"We know we have come a long way but we also know we have a long way to go," said St. Louis Mayor Lyda Krewson.
The mayor joined hundreds of others to brave the bitter cold to honor the legacy of Dr. King outside the Old Courthouse in downtown. The building was locked because of the government shutdown but the civic ceremony was not affected by the weather.
“…We are committed and staying focused on what Dr. King gave to all of us. The three evils are still present: poverty, racism, and violence. We must continue," said Mertean Gayles, president of the Dr. Martin Luther King Jr. Holiday Committee.
The group marched from the Old Courthouse to Leonard Baptist Church on Compton Avenue, where an interfaith service took place.

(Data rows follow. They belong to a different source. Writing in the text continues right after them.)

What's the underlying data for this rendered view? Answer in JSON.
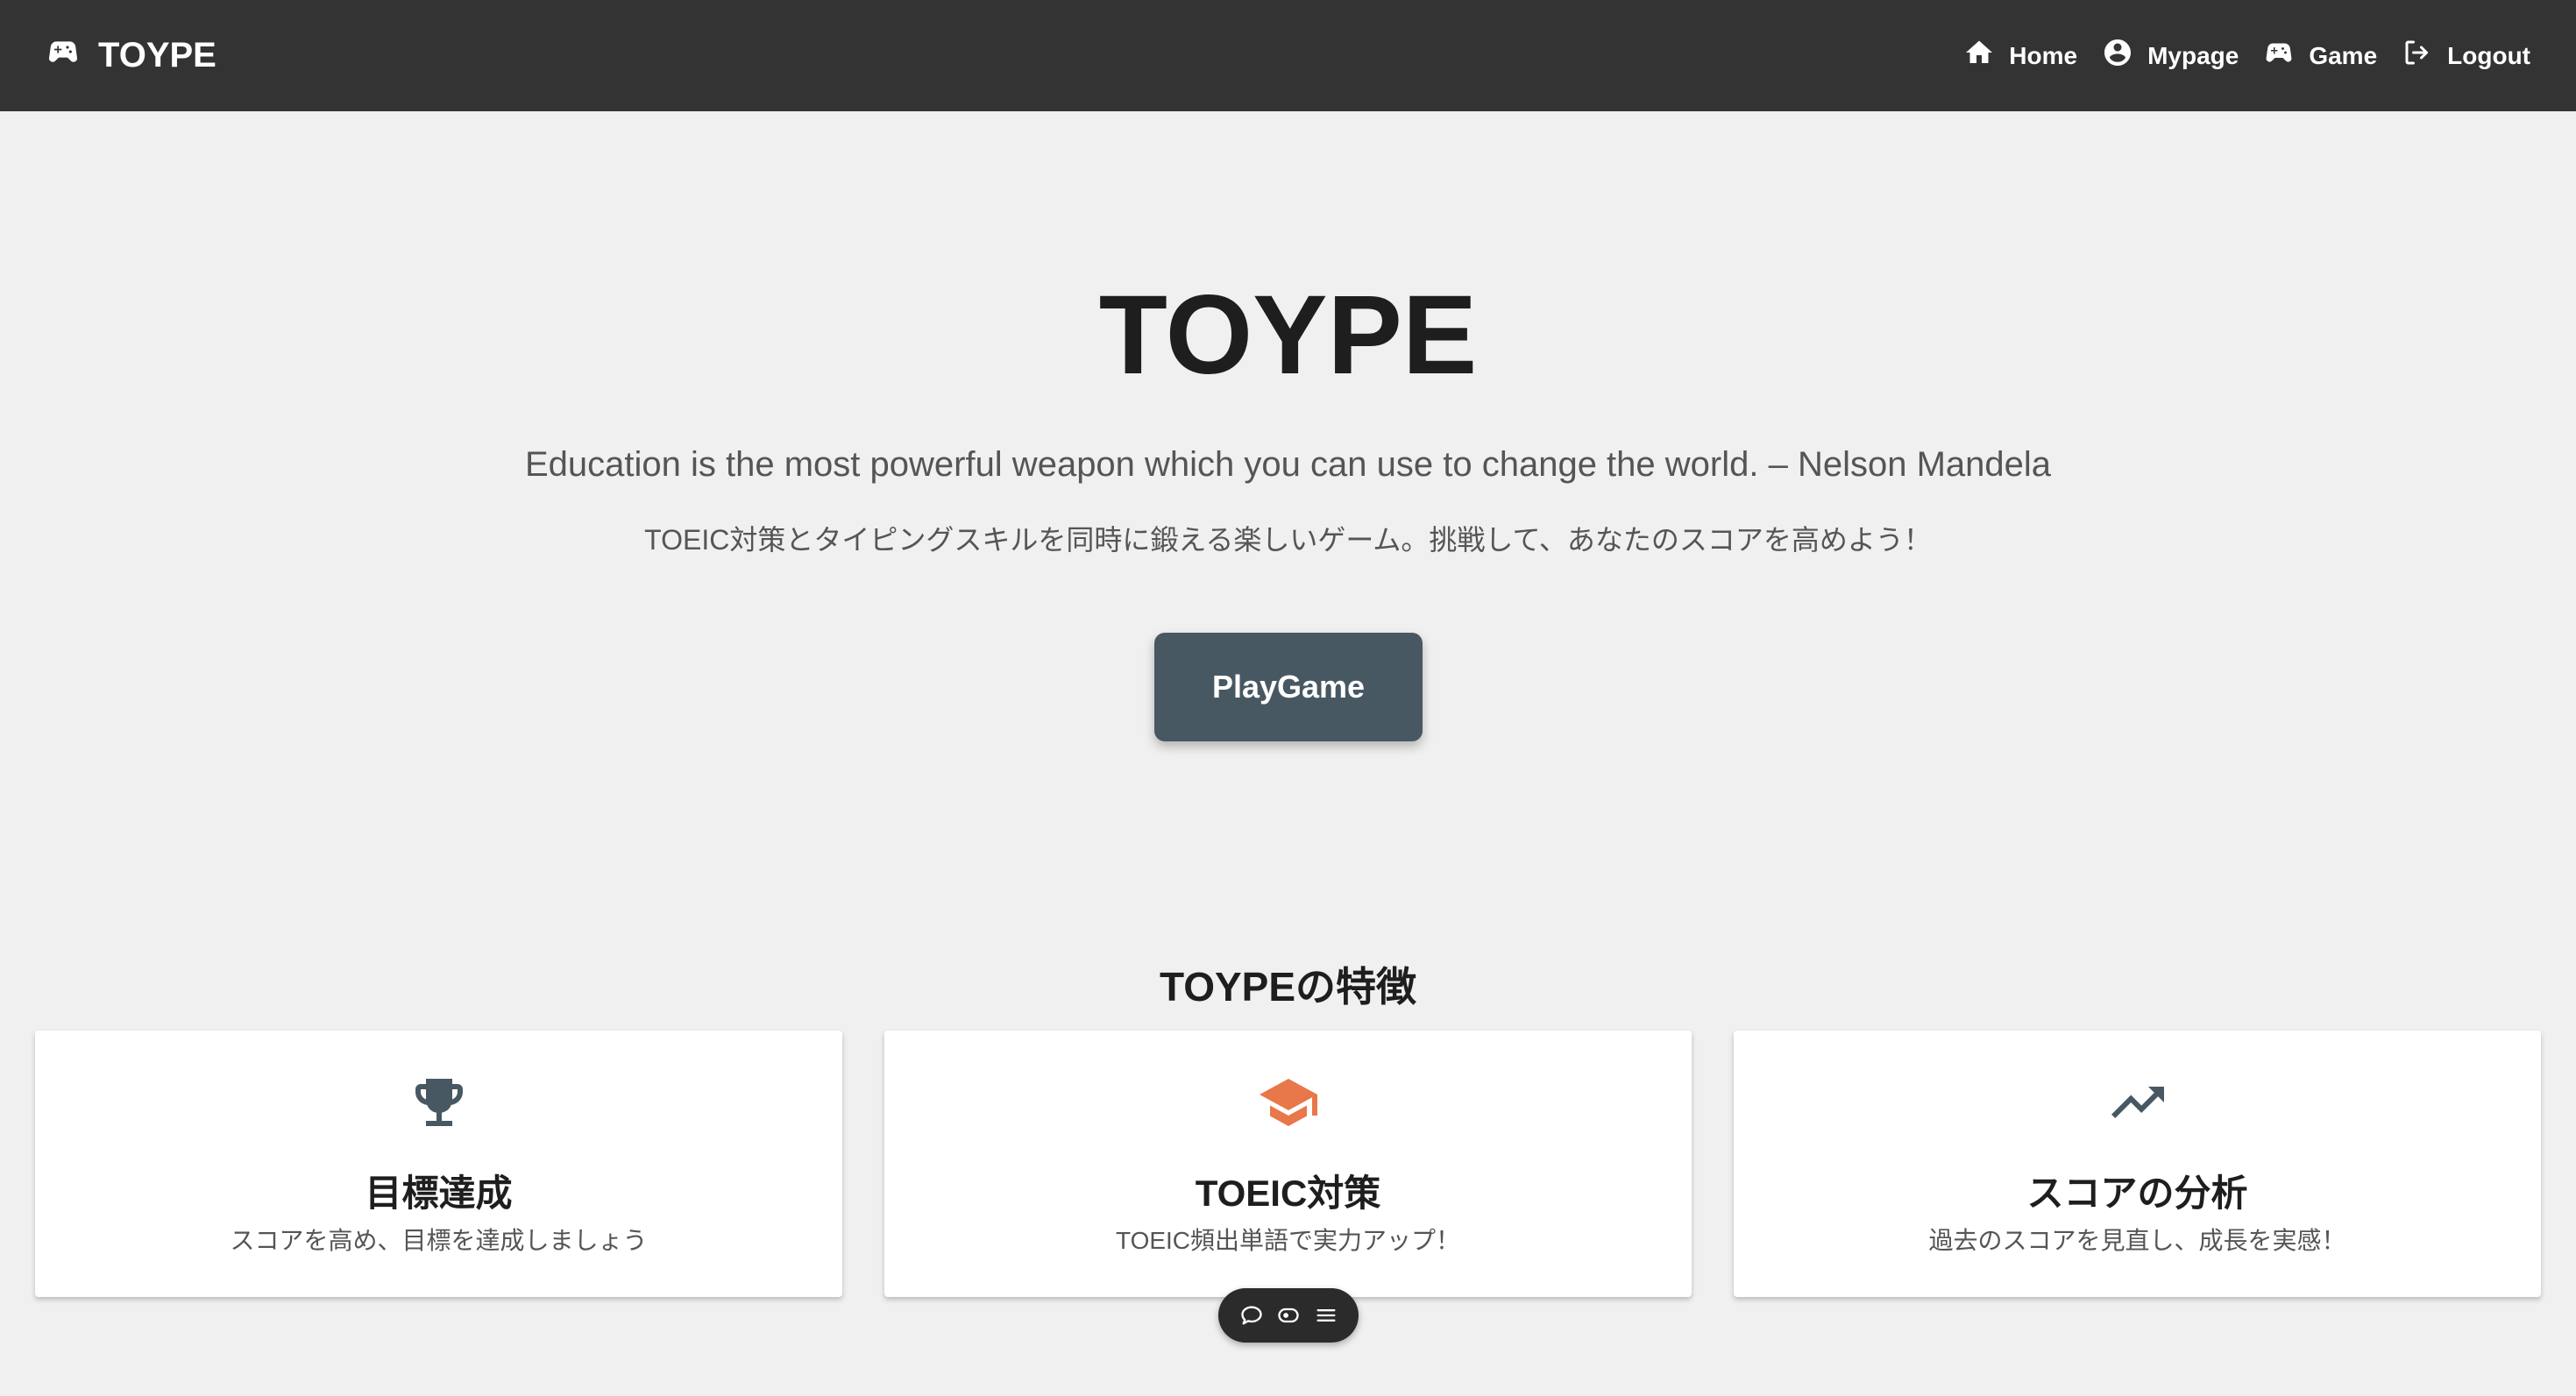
{
  "navbar": {
    "brand": "TOYPE",
    "links": [
      {
        "label": "Home",
        "icon": "home-icon"
      },
      {
        "label": "Mypage",
        "icon": "account-circle-icon"
      },
      {
        "label": "Game",
        "icon": "gamepad-icon"
      },
      {
        "label": "Logout",
        "icon": "logout-icon"
      }
    ]
  },
  "hero": {
    "title": "TOYPE",
    "quote": "Education is the most powerful weapon which you can use to change the world. – Nelson Mandela",
    "description": "TOEIC対策とタイピングスキルを同時に鍛える楽しいゲーム。挑戦して、あなたのスコアを高めよう！",
    "play_button": "PlayGame"
  },
  "features": {
    "title": "TOYPEの特徴",
    "cards": [
      {
        "icon": "trophy-icon",
        "icon_color": "#485863",
        "title": "目標達成",
        "description": "スコアを高め、目標を達成しましょう"
      },
      {
        "icon": "graduation-cap-icon",
        "icon_color": "#e8774a",
        "title": "TOEIC対策",
        "description": "TOEIC頻出単語で実力アップ！"
      },
      {
        "icon": "trending-up-icon",
        "icon_color": "#485863",
        "title": "スコアの分析",
        "description": "過去のスコアを見直し、成長を実感！"
      }
    ]
  },
  "floating_toolbar": {
    "buttons": [
      "comment-icon",
      "toggle-icon",
      "menu-icon"
    ]
  },
  "colors": {
    "navbar_bg": "#333333",
    "page_bg": "#f0f0f0",
    "primary_button": "#485863",
    "accent": "#e8774a"
  }
}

Dr. King won the Nobel Peace Prize in 1964 for his non-violent campaigns which shined a light toward reconciliation and justice.
“He was about taking us from where we are to a better place and more unified nation and recognizing our strength lies in how we embrace our diversity,” said St. Louis Board of Aldermen President Lewis Reed.
Dr. King graduated high school at 15, earned his bachelors at 19, his masters at 22, and doctorate at 26.
Reverend Darryl Gray, who marched with Dr. King, said homeless dying on the streets and prisons being filled with black men and women are what he would be talking about on this day.
“These are things Dr. King would have spoken about if he were alive today, so we continue his message and his dream," Gray said.